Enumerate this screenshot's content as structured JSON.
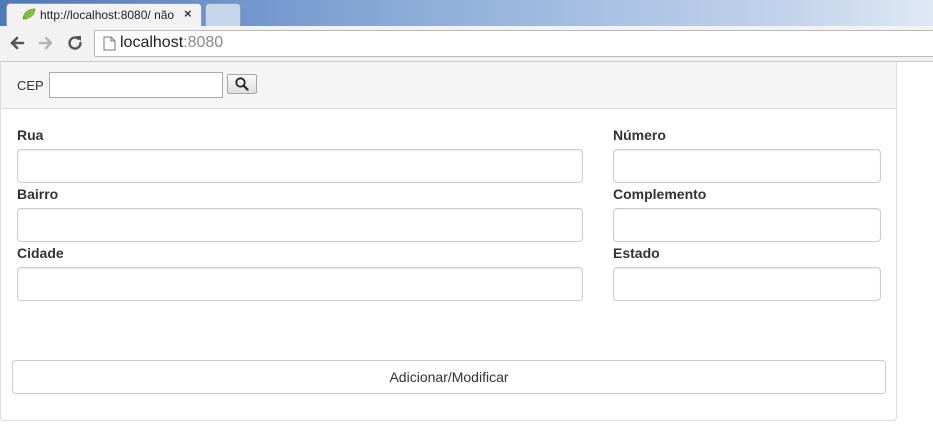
{
  "browser": {
    "active_tab_title": "http://localhost:8080/ não",
    "url_host": "localhost",
    "url_port": ":8080"
  },
  "form": {
    "cep_label": "CEP",
    "cep_value": "",
    "fields": {
      "rua": {
        "label": "Rua",
        "value": ""
      },
      "numero": {
        "label": "Número",
        "value": ""
      },
      "bairro": {
        "label": "Bairro",
        "value": ""
      },
      "complemento": {
        "label": "Complemento",
        "value": ""
      },
      "cidade": {
        "label": "Cidade",
        "value": ""
      },
      "estado": {
        "label": "Estado",
        "value": ""
      }
    },
    "submit_label": "Adicionar/Modificar"
  },
  "icons": {
    "favicon": "leaf-icon",
    "search": "search-icon",
    "back": "back-arrow-icon",
    "forward": "forward-arrow-icon",
    "reload": "reload-icon",
    "page": "page-icon",
    "close": "close-icon"
  },
  "colors": {
    "panel_heading_bg": "#f5f5f5",
    "border": "#dddddd",
    "input_border": "#cccccc"
  }
}
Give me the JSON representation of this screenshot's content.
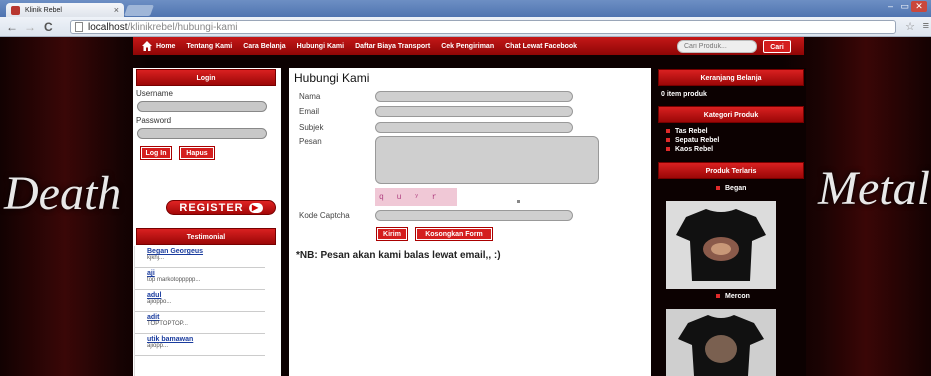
{
  "browser": {
    "tab_title": "Klinik Rebel",
    "tab_close": "×",
    "url_host": "localhost",
    "url_path": "/klinikrebel/hubungi-kami",
    "back_icon": "←",
    "forward_icon": "→",
    "reload_icon": "C",
    "star_icon": "☆",
    "wrench_icon": "≡",
    "min_icon": "–",
    "max_icon": "▭",
    "close_icon": "✕"
  },
  "background": {
    "left_text": "Death",
    "right_text": "Metal"
  },
  "nav": {
    "home": "Home",
    "items": [
      "Tentang Kami",
      "Cara Belanja",
      "Hubungi Kami",
      "Daftar Biaya Transport",
      "Cek Pengiriman",
      "Chat Lewat Facebook"
    ],
    "search_placeholder": "Cari Produk...",
    "search_button": "Cari"
  },
  "login": {
    "title": "Login",
    "username_label": "Username",
    "password_label": "Password",
    "login_button": "Log In",
    "reset_button": "Hapus",
    "register_button": "REGISTER"
  },
  "testimonial": {
    "title": "Testimonial",
    "items": [
      {
        "name": "Began Georgeus",
        "msg": "kjkhj..."
      },
      {
        "name": "aji",
        "msg": "top markotoppppp..."
      },
      {
        "name": "adul",
        "msg": "ajioppo..."
      },
      {
        "name": "adit",
        "msg": "TOPTOPTOP..."
      },
      {
        "name": "utik bamawan",
        "msg": "ajiopp..."
      }
    ]
  },
  "contact": {
    "title": "Hubungi Kami",
    "nama_label": "Nama",
    "email_label": "Email",
    "subjek_label": "Subjek",
    "pesan_label": "Pesan",
    "captcha_text": "q u ʸ r ⁶",
    "captcha_label": "Kode Captcha",
    "send_button": "Kirim",
    "clear_button": "Kosongkan Form",
    "note": "*NB: Pesan akan kami balas lewat email,, :)"
  },
  "cart": {
    "title": "Keranjang Belanja",
    "count_text": "0 item produk"
  },
  "categories": {
    "title": "Kategori Produk",
    "items": [
      "Tas Rebel",
      "Sepatu Rebel",
      "Kaos Rebel"
    ]
  },
  "bestseller": {
    "title": "Produk Terlaris",
    "products": [
      "Began",
      "Mercon"
    ]
  },
  "colors": {
    "accent_red": "#d41e1e",
    "link_blue": "#1a3c9e",
    "page_dark": "#0c0101"
  }
}
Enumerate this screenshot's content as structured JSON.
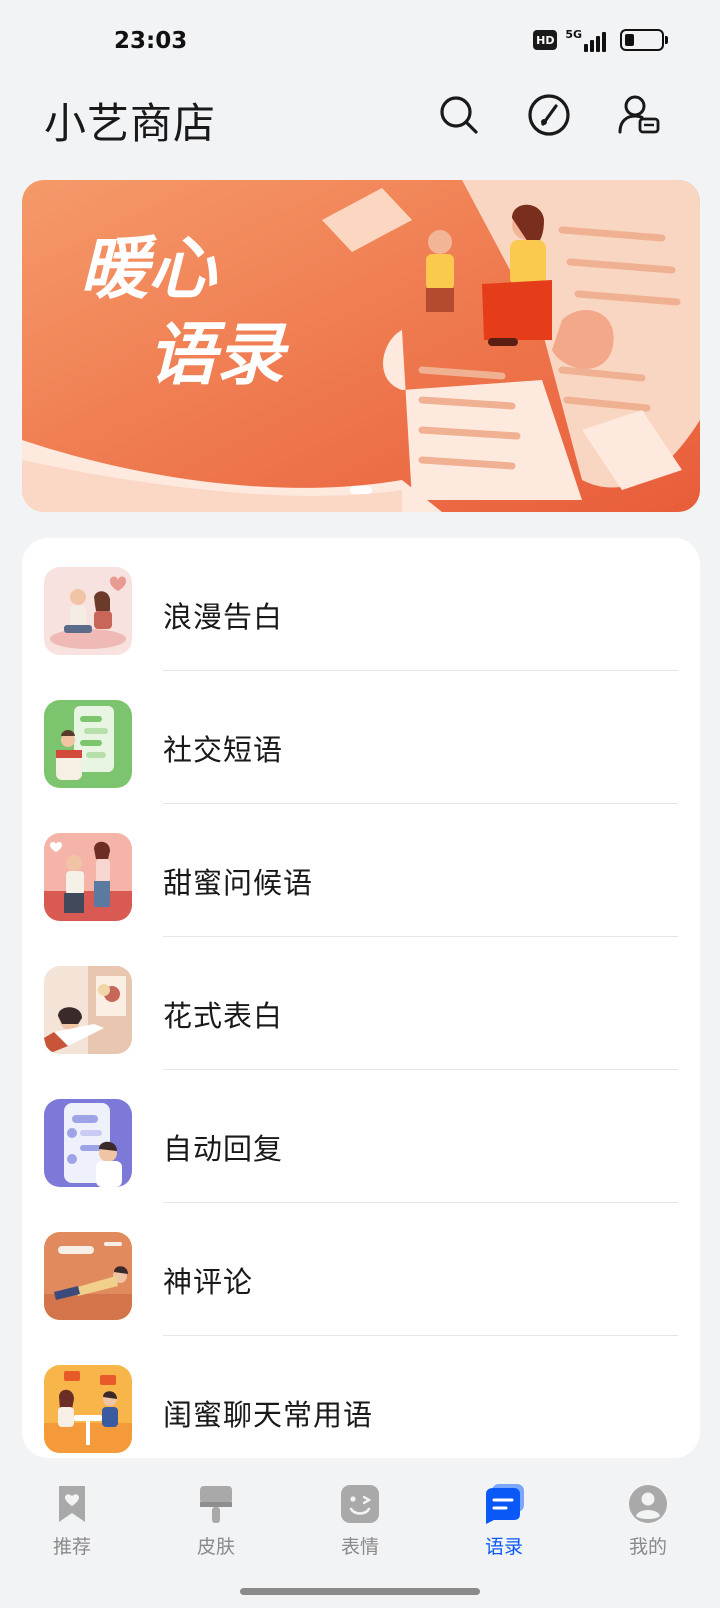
{
  "status_bar": {
    "time": "23:03",
    "hd_label": "HD",
    "network_label": "5G",
    "battery_percent": 25
  },
  "header": {
    "title": "小艺商店",
    "icons": [
      "search-icon",
      "compass-icon",
      "user-message-icon"
    ]
  },
  "banner": {
    "image_name": "warm-quotes-banner",
    "line1": "暖心",
    "line2": "语录",
    "accent_color": "#f0704a",
    "active_slide": 1,
    "slide_count": 1
  },
  "list": {
    "items": [
      {
        "label": "浪漫告白",
        "icon": "couple-romance-thumb"
      },
      {
        "label": "社交短语",
        "icon": "chat-phone-thumb"
      },
      {
        "label": "甜蜜问候语",
        "icon": "sweet-greeting-thumb"
      },
      {
        "label": "花式表白",
        "icon": "flower-confession-thumb"
      },
      {
        "label": "自动回复",
        "icon": "auto-reply-thumb"
      },
      {
        "label": "神评论",
        "icon": "comment-relax-thumb"
      },
      {
        "label": "闺蜜聊天常用语",
        "icon": "friends-chat-thumb"
      }
    ]
  },
  "bottom_nav": {
    "active_color": "#0a59f7",
    "inactive_color": "#8a8a8a",
    "items": [
      {
        "label": "推荐",
        "icon": "bookmark-heart-icon",
        "active": false
      },
      {
        "label": "皮肤",
        "icon": "paint-brush-icon",
        "active": false
      },
      {
        "label": "表情",
        "icon": "wink-face-icon",
        "active": false
      },
      {
        "label": "语录",
        "icon": "message-lines-icon",
        "active": true
      },
      {
        "label": "我的",
        "icon": "profile-icon",
        "active": false
      }
    ]
  }
}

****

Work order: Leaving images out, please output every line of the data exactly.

Output for this task:
Enumerate this screenshot's content as structured JSON.
{
  "browser": {
    "active_tab_title": "http://localhost:8080/ não",
    "url_host": "localhost",
    "url_port": ":8080"
  },
  "form": {
    "cep_label": "CEP",
    "cep_value": "",
    "fields": {
      "rua": {
        "label": "Rua",
        "value": ""
      },
      "numero": {
        "label": "Número",
        "value": ""
      },
      "bairro": {
        "label": "Bairro",
        "value": ""
      },
      "complemento": {
        "label": "Complemento",
        "value": ""
      },
      "cidade": {
        "label": "Cidade",
        "value": ""
      },
      "estado": {
        "label": "Estado",
        "value": ""
      }
    },
    "submit_label": "Adicionar/Modificar"
  },
  "icons": {
    "favicon": "leaf-icon",
    "search": "search-icon",
    "back": "back-arrow-icon",
    "forward": "forward-arrow-icon",
    "reload": "reload-icon",
    "page": "page-icon",
    "close": "close-icon"
  },
  "colors": {
    "panel_heading_bg": "#f5f5f5",
    "border": "#dddddd",
    "input_border": "#cccccc"
  }
}
Give me the JSON representation of this screenshot's content.
{
  "browser": {
    "tab_title": "Klinik Rebel",
    "tab_close": "×",
    "url_host": "localhost",
    "url_path": "/klinikrebel/hubungi-kami",
    "back_icon": "←",
    "forward_icon": "→",
    "reload_icon": "C",
    "star_icon": "☆",
    "wrench_icon": "≡",
    "min_icon": "–",
    "max_icon": "▭",
    "close_icon": "✕"
  },
  "background": {
    "left_text": "Death",
    "right_text": "Metal"
  },
  "nav": {
    "home": "Home",
    "items": [
      "Tentang Kami",
      "Cara Belanja",
      "Hubungi Kami",
      "Daftar Biaya Transport",
      "Cek Pengiriman",
      "Chat Lewat Facebook"
    ],
    "search_placeholder": "Cari Produk...",
    "search_button": "Cari"
  },
  "login": {
    "title": "Login",
    "username_label": "Username",
    "password_label": "Password",
    "login_button": "Log In",
    "reset_button": "Hapus",
    "register_button": "REGISTER"
  },
  "testimonial": {
    "title": "Testimonial",
    "items": [
      {
        "name": "Began Georgeus",
        "msg": "kjkhj..."
      },
      {
        "name": "aji",
        "msg": "top markotoppppp..."
      },
      {
        "name": "adul",
        "msg": "ajioppo..."
      },
      {
        "name": "adit",
        "msg": "TOPTOPTOP..."
      },
      {
        "name": "utik bamawan",
        "msg": "ajiopp..."
      }
    ]
  },
  "contact": {
    "title": "Hubungi Kami",
    "nama_label": "Nama",
    "email_label": "Email",
    "subjek_label": "Subjek",
    "pesan_label": "Pesan",
    "captcha_text": "q u ʸ r ⁶",
    "captcha_label": "Kode Captcha",
    "send_button": "Kirim",
    "clear_button": "Kosongkan Form",
    "note": "*NB: Pesan akan kami balas lewat email,, :)"
  },
  "cart": {
    "title": "Keranjang Belanja",
    "count_text": "0 item produk"
  },
  "categories": {
    "title": "Kategori Produk",
    "items": [
      "Tas Rebel",
      "Sepatu Rebel",
      "Kaos Rebel"
    ]
  },
  "bestseller": {
    "title": "Produk Terlaris",
    "products": [
      "Began",
      "Mercon"
    ]
  },
  "colors": {
    "accent_red": "#d41e1e",
    "link_blue": "#1a3c9e",
    "page_dark": "#0c0101"
  }
}
Enumerate this screenshot's content as structured JSON.
{
  "status_bar": {
    "time": "23:03",
    "hd_label": "HD",
    "network_label": "5G",
    "battery_percent": 25
  },
  "header": {
    "title": "小艺商店",
    "icons": [
      "search-icon",
      "compass-icon",
      "user-message-icon"
    ]
  },
  "banner": {
    "image_name": "warm-quotes-banner",
    "line1": "暖心",
    "line2": "语录",
    "accent_color": "#f0704a",
    "active_slide": 1,
    "slide_count": 1
  },
  "list": {
    "items": [
      {
        "label": "浪漫告白",
        "icon": "couple-romance-thumb"
      },
      {
        "label": "社交短语",
        "icon": "chat-phone-thumb"
      },
      {
        "label": "甜蜜问候语",
        "icon": "sweet-greeting-thumb"
      },
      {
        "label": "花式表白",
        "icon": "flower-confession-thumb"
      },
      {
        "label": "自动回复",
        "icon": "auto-reply-thumb"
      },
      {
        "label": "神评论",
        "icon": "comment-relax-thumb"
      },
      {
        "label": "闺蜜聊天常用语",
        "icon": "friends-chat-thumb"
      }
    ]
  },
  "bottom_nav": {
    "active_color": "#0a59f7",
    "inactive_color": "#8a8a8a",
    "items": [
      {
        "label": "推荐",
        "icon": "bookmark-heart-icon",
        "active": false
      },
      {
        "label": "皮肤",
        "icon": "paint-brush-icon",
        "active": false
      },
      {
        "label": "表情",
        "icon": "wink-face-icon",
        "active": false
      },
      {
        "label": "语录",
        "icon": "message-lines-icon",
        "active": true
      },
      {
        "label": "我的",
        "icon": "profile-icon",
        "active": false
      }
    ]
  }
}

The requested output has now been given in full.